* [Work item] With the pictures left out, restate every entry word for word.
*** Begin section ***
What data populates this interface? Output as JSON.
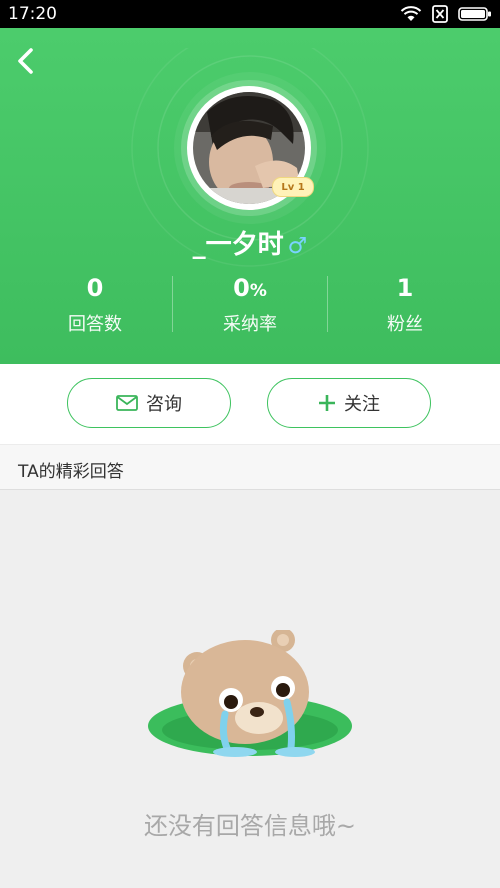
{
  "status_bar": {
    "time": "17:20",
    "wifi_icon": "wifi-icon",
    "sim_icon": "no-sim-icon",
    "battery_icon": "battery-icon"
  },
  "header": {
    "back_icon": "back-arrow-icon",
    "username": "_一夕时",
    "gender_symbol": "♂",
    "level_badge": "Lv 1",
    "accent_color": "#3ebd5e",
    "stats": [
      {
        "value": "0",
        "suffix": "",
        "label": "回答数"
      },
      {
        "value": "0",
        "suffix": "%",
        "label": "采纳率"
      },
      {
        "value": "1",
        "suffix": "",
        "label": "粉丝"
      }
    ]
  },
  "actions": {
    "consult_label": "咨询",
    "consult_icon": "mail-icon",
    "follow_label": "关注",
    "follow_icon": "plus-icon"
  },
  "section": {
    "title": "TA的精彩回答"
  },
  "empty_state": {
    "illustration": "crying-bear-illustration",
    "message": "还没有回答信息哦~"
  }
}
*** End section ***
* [Answer]
What data populates this interface? Output as JSON.
{
  "status_bar": {
    "time": "17:20",
    "wifi_icon": "wifi-icon",
    "sim_icon": "no-sim-icon",
    "battery_icon": "battery-icon"
  },
  "header": {
    "back_icon": "back-arrow-icon",
    "username": "_一夕时",
    "gender_symbol": "♂",
    "level_badge": "Lv 1",
    "accent_color": "#3ebd5e",
    "stats": [
      {
        "value": "0",
        "suffix": "",
        "label": "回答数"
      },
      {
        "value": "0",
        "suffix": "%",
        "label": "采纳率"
      },
      {
        "value": "1",
        "suffix": "",
        "label": "粉丝"
      }
    ]
  },
  "actions": {
    "consult_label": "咨询",
    "consult_icon": "mail-icon",
    "follow_label": "关注",
    "follow_icon": "plus-icon"
  },
  "section": {
    "title": "TA的精彩回答"
  },
  "empty_state": {
    "illustration": "crying-bear-illustration",
    "message": "还没有回答信息哦~"
  }
}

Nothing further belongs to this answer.